Make an exact copy of the records, with the pictures left out.

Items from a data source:
[Start of section]

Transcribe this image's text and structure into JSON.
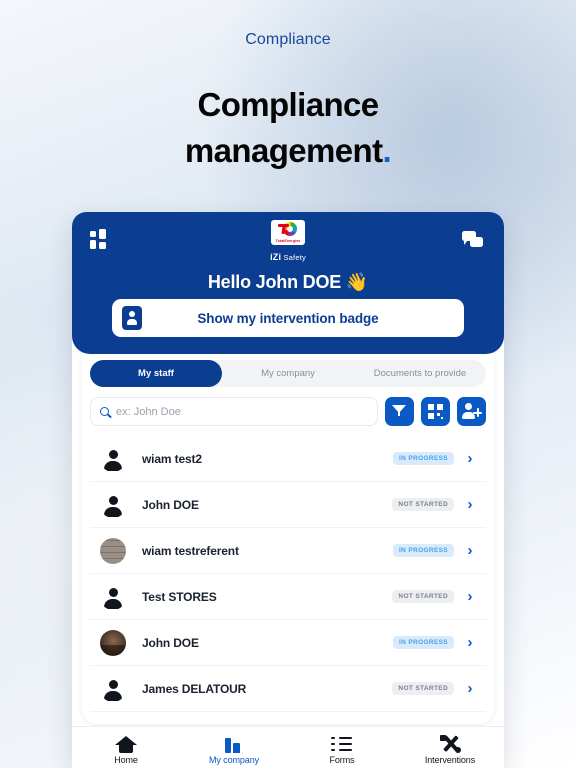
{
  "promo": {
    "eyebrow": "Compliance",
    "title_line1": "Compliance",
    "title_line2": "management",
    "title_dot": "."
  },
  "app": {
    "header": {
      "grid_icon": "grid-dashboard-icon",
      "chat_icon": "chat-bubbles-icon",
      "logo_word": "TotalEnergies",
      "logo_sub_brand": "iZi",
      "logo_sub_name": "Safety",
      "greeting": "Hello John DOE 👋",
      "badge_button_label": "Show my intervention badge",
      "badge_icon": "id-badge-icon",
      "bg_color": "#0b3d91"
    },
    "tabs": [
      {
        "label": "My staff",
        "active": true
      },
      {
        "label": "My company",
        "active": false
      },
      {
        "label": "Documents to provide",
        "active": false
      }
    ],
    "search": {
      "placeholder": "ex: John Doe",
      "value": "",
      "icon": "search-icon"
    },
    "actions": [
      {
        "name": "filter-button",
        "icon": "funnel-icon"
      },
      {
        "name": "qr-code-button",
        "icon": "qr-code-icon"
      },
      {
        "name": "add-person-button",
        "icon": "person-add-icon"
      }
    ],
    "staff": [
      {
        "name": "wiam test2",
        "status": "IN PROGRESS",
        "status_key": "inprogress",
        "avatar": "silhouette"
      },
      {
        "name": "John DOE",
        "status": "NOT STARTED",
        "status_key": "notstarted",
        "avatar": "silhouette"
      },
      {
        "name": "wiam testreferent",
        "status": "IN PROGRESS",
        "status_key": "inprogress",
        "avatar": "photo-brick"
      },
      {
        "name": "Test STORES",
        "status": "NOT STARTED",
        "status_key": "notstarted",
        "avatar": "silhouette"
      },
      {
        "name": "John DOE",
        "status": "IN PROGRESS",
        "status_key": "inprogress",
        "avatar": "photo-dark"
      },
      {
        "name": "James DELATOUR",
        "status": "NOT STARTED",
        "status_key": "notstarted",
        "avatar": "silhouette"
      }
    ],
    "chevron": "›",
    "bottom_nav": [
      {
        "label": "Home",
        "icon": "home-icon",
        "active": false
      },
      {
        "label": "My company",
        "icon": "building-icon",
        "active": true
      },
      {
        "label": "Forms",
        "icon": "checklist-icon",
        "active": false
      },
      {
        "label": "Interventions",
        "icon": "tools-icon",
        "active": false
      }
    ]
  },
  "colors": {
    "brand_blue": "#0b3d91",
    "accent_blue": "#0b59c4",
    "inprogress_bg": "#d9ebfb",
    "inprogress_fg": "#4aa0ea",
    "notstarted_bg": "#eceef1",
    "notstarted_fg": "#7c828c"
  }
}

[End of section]

__The answer__:
Transcribe this image's text and structure into JSON.
{
  "promo": {
    "eyebrow": "Compliance",
    "title_line1": "Compliance",
    "title_line2": "management",
    "title_dot": "."
  },
  "app": {
    "header": {
      "grid_icon": "grid-dashboard-icon",
      "chat_icon": "chat-bubbles-icon",
      "logo_word": "TotalEnergies",
      "logo_sub_brand": "iZi",
      "logo_sub_name": "Safety",
      "greeting": "Hello John DOE 👋",
      "badge_button_label": "Show my intervention badge",
      "badge_icon": "id-badge-icon",
      "bg_color": "#0b3d91"
    },
    "tabs": [
      {
        "label": "My staff",
        "active": true
      },
      {
        "label": "My company",
        "active": false
      },
      {
        "label": "Documents to provide",
        "active": false
      }
    ],
    "search": {
      "placeholder": "ex: John Doe",
      "value": "",
      "icon": "search-icon"
    },
    "actions": [
      {
        "name": "filter-button",
        "icon": "funnel-icon"
      },
      {
        "name": "qr-code-button",
        "icon": "qr-code-icon"
      },
      {
        "name": "add-person-button",
        "icon": "person-add-icon"
      }
    ],
    "staff": [
      {
        "name": "wiam test2",
        "status": "IN PROGRESS",
        "status_key": "inprogress",
        "avatar": "silhouette"
      },
      {
        "name": "John DOE",
        "status": "NOT STARTED",
        "status_key": "notstarted",
        "avatar": "silhouette"
      },
      {
        "name": "wiam testreferent",
        "status": "IN PROGRESS",
        "status_key": "inprogress",
        "avatar": "photo-brick"
      },
      {
        "name": "Test STORES",
        "status": "NOT STARTED",
        "status_key": "notstarted",
        "avatar": "silhouette"
      },
      {
        "name": "John DOE",
        "status": "IN PROGRESS",
        "status_key": "inprogress",
        "avatar": "photo-dark"
      },
      {
        "name": "James DELATOUR",
        "status": "NOT STARTED",
        "status_key": "notstarted",
        "avatar": "silhouette"
      }
    ],
    "chevron": "›",
    "bottom_nav": [
      {
        "label": "Home",
        "icon": "home-icon",
        "active": false
      },
      {
        "label": "My company",
        "icon": "building-icon",
        "active": true
      },
      {
        "label": "Forms",
        "icon": "checklist-icon",
        "active": false
      },
      {
        "label": "Interventions",
        "icon": "tools-icon",
        "active": false
      }
    ]
  },
  "colors": {
    "brand_blue": "#0b3d91",
    "accent_blue": "#0b59c4",
    "inprogress_bg": "#d9ebfb",
    "inprogress_fg": "#4aa0ea",
    "notstarted_bg": "#eceef1",
    "notstarted_fg": "#7c828c"
  }
}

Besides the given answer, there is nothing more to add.